* **EXERCISE OBJECTIVE**:
What is needed here is a faithful repeat of every entry, with no character changed.
__________________________________________________
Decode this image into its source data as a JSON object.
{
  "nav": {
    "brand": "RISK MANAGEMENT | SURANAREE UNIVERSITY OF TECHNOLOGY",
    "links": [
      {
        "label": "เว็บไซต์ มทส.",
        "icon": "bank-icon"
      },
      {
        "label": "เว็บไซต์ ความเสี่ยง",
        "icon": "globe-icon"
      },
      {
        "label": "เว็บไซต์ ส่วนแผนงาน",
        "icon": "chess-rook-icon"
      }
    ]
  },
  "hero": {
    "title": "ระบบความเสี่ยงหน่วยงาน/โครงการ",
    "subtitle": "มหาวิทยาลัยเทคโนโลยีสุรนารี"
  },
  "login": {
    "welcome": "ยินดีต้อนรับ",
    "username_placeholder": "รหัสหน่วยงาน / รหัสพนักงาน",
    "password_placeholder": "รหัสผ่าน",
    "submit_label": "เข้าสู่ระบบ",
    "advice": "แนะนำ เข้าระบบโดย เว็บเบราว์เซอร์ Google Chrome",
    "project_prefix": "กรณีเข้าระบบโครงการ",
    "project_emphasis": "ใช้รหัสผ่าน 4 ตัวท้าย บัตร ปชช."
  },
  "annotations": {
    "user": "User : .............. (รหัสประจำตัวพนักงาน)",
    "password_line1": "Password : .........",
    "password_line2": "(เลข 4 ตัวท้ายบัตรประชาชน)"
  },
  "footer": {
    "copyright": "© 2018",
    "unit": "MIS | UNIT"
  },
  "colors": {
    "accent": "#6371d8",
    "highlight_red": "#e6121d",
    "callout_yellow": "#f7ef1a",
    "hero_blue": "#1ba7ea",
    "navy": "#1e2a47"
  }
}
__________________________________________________
* **EXERCISE SOLUTION**:
Decode this image into its source data as a JSON object.
{
  "nav": {
    "brand": "RISK MANAGEMENT | SURANAREE UNIVERSITY OF TECHNOLOGY",
    "links": [
      {
        "label": "เว็บไซต์ มทส.",
        "icon": "bank-icon"
      },
      {
        "label": "เว็บไซต์ ความเสี่ยง",
        "icon": "globe-icon"
      },
      {
        "label": "เว็บไซต์ ส่วนแผนงาน",
        "icon": "chess-rook-icon"
      }
    ]
  },
  "hero": {
    "title": "ระบบความเสี่ยงหน่วยงาน/โครงการ",
    "subtitle": "มหาวิทยาลัยเทคโนโลยีสุรนารี"
  },
  "login": {
    "welcome": "ยินดีต้อนรับ",
    "username_placeholder": "รหัสหน่วยงาน / รหัสพนักงาน",
    "password_placeholder": "รหัสผ่าน",
    "submit_label": "เข้าสู่ระบบ",
    "advice": "แนะนำ เข้าระบบโดย เว็บเบราว์เซอร์ Google Chrome",
    "project_prefix": "กรณีเข้าระบบโครงการ",
    "project_emphasis": "ใช้รหัสผ่าน 4 ตัวท้าย บัตร ปชช."
  },
  "annotations": {
    "user": "User : .............. (รหัสประจำตัวพนักงาน)",
    "password_line1": "Password : .........",
    "password_line2": "(เลข 4 ตัวท้ายบัตรประชาชน)"
  },
  "footer": {
    "copyright": "© 2018",
    "unit": "MIS | UNIT"
  },
  "colors": {
    "accent": "#6371d8",
    "highlight_red": "#e6121d",
    "callout_yellow": "#f7ef1a",
    "hero_blue": "#1ba7ea",
    "navy": "#1e2a47"
  }
}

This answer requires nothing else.